Information shown:
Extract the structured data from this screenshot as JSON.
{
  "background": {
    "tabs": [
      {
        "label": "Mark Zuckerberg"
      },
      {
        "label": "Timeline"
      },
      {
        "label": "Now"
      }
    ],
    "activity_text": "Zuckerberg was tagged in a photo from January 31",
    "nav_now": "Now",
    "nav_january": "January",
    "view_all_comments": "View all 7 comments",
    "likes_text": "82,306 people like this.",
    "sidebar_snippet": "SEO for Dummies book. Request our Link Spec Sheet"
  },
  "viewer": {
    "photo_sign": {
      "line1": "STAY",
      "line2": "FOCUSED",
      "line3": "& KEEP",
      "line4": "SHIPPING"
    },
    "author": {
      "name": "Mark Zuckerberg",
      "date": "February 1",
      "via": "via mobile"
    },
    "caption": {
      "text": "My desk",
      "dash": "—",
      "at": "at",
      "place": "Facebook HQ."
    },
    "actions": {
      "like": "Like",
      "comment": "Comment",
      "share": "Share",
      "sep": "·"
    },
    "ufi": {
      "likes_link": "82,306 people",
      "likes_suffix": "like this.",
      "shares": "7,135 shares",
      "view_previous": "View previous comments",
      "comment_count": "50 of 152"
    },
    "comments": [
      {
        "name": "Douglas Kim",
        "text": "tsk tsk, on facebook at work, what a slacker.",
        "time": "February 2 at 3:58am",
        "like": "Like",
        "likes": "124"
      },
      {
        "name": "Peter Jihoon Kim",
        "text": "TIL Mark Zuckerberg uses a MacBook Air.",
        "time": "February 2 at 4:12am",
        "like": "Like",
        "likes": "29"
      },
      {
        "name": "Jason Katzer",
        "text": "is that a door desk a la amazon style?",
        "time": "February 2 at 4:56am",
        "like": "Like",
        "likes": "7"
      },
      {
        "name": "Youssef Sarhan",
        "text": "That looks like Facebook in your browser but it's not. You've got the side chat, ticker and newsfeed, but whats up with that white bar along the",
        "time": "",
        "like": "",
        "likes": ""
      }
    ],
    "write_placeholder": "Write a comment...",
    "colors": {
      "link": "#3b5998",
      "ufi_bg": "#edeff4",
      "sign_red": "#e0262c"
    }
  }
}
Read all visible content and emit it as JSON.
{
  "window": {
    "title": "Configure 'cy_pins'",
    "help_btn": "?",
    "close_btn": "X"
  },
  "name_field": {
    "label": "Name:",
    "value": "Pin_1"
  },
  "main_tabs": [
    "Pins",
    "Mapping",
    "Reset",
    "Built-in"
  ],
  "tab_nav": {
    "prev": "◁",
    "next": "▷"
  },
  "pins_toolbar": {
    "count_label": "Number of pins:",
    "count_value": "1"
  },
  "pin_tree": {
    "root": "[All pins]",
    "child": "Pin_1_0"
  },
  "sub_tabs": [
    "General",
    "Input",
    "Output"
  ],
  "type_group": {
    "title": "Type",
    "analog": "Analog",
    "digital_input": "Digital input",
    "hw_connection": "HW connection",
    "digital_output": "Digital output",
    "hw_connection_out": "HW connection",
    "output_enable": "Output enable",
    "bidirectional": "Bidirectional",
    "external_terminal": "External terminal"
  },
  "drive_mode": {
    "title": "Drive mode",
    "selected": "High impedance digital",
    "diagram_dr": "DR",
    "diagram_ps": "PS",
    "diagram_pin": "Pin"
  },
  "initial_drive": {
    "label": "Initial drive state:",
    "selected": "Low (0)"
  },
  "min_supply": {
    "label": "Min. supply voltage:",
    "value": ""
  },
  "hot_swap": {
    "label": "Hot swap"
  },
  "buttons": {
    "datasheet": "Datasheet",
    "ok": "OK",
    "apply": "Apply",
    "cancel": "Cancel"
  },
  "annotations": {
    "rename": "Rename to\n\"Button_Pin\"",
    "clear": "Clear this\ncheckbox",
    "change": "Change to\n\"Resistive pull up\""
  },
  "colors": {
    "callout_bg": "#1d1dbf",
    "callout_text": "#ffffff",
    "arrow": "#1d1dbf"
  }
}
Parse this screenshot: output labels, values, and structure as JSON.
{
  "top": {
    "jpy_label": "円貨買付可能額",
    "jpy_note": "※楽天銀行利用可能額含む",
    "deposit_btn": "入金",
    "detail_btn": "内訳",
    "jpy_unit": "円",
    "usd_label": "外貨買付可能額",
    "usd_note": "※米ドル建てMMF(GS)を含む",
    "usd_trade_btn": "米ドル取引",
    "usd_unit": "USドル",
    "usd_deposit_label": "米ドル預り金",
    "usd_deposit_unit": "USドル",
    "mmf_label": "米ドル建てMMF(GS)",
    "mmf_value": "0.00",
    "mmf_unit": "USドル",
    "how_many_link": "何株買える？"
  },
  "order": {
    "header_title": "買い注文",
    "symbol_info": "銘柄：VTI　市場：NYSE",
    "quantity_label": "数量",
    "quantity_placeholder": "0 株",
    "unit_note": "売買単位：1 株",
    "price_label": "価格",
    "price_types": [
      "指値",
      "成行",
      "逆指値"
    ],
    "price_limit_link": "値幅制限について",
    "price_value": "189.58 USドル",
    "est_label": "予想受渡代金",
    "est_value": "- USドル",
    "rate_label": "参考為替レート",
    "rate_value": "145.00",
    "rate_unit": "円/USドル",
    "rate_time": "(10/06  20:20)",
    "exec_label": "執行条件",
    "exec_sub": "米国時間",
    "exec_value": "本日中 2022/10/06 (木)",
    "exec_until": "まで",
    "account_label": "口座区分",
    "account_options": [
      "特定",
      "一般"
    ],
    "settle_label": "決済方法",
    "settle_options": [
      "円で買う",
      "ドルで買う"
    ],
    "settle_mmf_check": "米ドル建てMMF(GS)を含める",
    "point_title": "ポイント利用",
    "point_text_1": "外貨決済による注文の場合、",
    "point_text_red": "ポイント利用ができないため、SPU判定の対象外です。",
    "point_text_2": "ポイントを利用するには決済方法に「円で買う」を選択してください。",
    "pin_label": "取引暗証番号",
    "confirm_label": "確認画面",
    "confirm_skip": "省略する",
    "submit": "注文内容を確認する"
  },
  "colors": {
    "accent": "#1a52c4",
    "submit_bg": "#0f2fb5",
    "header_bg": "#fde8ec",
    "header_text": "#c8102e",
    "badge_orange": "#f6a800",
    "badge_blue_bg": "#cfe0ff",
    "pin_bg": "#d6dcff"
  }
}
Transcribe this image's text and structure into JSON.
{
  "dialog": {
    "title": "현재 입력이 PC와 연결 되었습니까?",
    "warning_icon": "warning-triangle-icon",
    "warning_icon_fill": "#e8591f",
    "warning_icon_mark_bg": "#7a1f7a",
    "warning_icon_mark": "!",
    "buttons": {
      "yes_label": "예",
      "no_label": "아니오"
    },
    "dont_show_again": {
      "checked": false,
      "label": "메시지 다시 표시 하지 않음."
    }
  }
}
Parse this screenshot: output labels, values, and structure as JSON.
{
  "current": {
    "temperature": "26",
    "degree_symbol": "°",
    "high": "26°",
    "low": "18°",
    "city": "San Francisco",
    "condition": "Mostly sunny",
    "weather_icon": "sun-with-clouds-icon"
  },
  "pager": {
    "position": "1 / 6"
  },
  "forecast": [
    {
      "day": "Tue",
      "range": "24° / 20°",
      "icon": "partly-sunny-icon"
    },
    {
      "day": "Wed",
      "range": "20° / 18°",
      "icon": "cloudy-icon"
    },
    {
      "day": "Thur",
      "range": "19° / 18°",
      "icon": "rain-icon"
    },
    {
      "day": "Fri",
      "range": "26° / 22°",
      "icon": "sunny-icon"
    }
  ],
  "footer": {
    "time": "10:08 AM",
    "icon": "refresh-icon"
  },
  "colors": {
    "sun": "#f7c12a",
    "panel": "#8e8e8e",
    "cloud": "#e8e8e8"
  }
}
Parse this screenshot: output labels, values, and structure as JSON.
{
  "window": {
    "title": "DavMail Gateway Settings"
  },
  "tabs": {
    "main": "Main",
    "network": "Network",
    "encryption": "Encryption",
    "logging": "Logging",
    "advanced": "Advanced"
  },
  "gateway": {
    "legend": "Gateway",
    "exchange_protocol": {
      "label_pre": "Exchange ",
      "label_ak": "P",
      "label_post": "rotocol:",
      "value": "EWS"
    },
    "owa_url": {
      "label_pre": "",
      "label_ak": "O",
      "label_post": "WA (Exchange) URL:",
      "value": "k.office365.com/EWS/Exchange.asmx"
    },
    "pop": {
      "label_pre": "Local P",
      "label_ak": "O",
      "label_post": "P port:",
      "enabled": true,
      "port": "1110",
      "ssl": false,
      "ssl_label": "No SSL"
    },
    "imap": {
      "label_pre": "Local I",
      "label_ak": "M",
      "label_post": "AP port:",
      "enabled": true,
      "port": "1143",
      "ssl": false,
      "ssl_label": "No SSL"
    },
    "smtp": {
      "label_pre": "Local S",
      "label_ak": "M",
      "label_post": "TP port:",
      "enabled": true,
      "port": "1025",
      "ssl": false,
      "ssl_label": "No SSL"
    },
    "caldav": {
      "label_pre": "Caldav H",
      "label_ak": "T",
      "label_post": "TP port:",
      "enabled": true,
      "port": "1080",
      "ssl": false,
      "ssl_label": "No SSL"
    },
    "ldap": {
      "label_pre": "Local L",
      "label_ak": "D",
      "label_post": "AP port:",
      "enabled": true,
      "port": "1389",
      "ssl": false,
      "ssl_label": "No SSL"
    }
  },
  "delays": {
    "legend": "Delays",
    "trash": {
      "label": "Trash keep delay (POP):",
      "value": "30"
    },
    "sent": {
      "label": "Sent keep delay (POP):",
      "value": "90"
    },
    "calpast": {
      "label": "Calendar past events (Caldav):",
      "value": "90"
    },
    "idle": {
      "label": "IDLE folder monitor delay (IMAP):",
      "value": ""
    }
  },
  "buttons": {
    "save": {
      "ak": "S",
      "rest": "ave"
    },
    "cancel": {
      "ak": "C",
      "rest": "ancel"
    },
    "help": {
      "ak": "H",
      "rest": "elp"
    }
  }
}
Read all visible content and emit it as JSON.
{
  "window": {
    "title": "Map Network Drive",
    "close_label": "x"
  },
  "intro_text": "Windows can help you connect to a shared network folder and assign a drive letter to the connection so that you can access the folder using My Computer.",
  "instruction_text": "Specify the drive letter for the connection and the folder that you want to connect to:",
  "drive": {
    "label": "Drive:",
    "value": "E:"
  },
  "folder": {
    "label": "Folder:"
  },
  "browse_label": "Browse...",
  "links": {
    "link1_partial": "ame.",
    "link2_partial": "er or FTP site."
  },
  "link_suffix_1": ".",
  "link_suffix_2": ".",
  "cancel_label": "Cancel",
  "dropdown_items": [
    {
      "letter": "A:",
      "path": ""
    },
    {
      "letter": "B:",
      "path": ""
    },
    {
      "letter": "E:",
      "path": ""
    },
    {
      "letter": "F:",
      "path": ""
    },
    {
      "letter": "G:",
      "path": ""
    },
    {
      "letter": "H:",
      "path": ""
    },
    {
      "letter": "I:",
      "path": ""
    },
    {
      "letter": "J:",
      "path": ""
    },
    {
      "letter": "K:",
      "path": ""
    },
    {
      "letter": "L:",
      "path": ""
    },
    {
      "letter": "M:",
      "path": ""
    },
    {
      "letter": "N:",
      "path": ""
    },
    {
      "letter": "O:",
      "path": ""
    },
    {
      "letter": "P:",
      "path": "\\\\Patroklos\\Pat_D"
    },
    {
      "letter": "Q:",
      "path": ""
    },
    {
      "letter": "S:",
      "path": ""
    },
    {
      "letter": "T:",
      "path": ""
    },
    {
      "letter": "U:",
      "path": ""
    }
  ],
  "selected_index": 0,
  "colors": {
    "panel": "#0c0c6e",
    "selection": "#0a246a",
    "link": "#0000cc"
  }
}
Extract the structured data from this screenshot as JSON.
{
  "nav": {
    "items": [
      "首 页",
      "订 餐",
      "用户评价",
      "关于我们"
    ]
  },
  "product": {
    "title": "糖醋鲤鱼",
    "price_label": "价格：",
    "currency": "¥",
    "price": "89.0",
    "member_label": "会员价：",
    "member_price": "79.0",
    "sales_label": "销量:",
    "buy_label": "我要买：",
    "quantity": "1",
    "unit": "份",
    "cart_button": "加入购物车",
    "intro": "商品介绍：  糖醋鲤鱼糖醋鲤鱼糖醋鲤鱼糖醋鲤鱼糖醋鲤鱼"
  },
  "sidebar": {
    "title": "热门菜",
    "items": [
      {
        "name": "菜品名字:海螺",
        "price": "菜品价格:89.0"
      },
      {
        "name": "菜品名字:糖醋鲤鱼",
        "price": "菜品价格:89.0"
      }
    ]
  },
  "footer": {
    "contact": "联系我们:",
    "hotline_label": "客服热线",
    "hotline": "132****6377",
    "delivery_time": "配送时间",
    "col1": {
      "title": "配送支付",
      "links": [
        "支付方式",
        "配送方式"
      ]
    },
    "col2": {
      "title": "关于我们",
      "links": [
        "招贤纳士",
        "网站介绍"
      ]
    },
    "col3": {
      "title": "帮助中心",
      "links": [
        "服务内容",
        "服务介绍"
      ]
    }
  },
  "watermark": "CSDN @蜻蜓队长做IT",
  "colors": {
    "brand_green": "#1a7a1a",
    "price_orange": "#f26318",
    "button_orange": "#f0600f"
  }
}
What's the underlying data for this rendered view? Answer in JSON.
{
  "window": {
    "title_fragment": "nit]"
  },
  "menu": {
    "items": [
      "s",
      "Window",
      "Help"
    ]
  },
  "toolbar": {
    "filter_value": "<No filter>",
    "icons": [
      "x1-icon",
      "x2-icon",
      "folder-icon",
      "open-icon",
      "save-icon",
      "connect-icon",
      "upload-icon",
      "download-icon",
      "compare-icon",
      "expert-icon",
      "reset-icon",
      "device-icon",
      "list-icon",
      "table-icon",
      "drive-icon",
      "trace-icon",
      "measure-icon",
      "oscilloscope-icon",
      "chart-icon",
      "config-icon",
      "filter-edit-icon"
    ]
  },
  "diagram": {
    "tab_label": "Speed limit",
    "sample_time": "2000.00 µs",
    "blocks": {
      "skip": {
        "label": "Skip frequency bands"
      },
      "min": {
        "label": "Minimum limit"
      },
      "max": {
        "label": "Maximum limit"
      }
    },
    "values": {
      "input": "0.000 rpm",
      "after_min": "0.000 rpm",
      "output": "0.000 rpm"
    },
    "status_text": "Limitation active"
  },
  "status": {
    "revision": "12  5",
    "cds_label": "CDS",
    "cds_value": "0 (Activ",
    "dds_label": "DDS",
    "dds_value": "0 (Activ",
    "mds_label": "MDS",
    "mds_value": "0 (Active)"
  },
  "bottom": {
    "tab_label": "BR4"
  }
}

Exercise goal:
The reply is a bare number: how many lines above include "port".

Answer for the task:
10